WORK INSTRUCTION -
What lines in the data below mention the string "text"? Copy them out.

● ● ● ● ●

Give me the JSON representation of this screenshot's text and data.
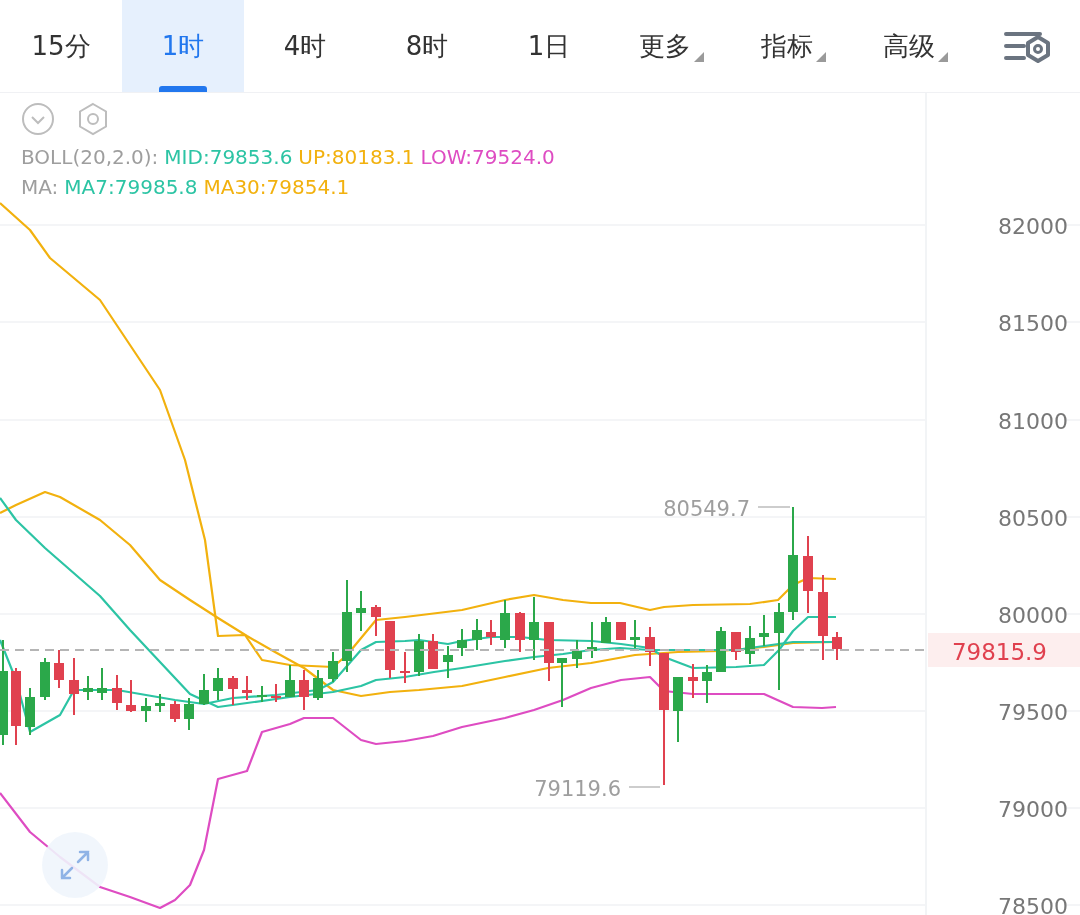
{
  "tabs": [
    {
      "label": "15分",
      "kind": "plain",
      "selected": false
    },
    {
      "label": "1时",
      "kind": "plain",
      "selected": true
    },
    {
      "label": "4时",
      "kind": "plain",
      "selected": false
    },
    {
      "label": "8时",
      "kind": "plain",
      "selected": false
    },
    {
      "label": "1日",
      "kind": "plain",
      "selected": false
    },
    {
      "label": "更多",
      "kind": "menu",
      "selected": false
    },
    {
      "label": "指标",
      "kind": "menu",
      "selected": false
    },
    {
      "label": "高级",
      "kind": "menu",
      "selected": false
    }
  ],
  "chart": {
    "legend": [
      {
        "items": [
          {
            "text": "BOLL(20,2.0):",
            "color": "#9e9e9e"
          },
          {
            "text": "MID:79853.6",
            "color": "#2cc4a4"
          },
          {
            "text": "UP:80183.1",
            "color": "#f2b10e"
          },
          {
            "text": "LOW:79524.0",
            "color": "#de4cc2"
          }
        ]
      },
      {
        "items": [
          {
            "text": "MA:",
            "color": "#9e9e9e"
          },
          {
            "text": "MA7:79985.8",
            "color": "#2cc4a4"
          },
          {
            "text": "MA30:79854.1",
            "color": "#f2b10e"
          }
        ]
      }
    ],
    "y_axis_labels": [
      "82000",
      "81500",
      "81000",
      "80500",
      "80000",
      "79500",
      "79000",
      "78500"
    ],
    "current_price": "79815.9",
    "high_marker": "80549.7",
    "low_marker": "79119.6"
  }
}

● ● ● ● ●

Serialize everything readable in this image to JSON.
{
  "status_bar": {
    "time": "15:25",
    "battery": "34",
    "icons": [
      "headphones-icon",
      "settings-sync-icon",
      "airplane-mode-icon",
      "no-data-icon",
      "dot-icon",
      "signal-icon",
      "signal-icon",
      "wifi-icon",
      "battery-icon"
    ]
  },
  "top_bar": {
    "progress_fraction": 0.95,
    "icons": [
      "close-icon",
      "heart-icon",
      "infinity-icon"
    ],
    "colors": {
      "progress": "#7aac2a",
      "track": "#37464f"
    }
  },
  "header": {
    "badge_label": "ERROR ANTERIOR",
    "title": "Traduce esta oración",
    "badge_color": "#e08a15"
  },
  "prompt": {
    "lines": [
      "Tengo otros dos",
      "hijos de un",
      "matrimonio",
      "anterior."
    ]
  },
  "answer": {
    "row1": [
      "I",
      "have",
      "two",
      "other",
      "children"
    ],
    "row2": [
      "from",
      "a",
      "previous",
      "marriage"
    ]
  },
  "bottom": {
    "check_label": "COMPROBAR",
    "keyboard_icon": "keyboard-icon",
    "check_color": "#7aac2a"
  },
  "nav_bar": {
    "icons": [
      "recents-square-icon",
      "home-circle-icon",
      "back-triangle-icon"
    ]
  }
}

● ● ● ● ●

REPLY TO THE EXERCISE -
Give me the JSON representation of this screenshot's text and data.
            "text": "BOLL(20,2.0):",
            "text": "MID:79853.6",
            "text": "UP:80183.1",
            "text": "LOW:79524.0",
            "text": "MA:",
            "text": "MA7:79985.8",
            "text": "MA30:79854.1",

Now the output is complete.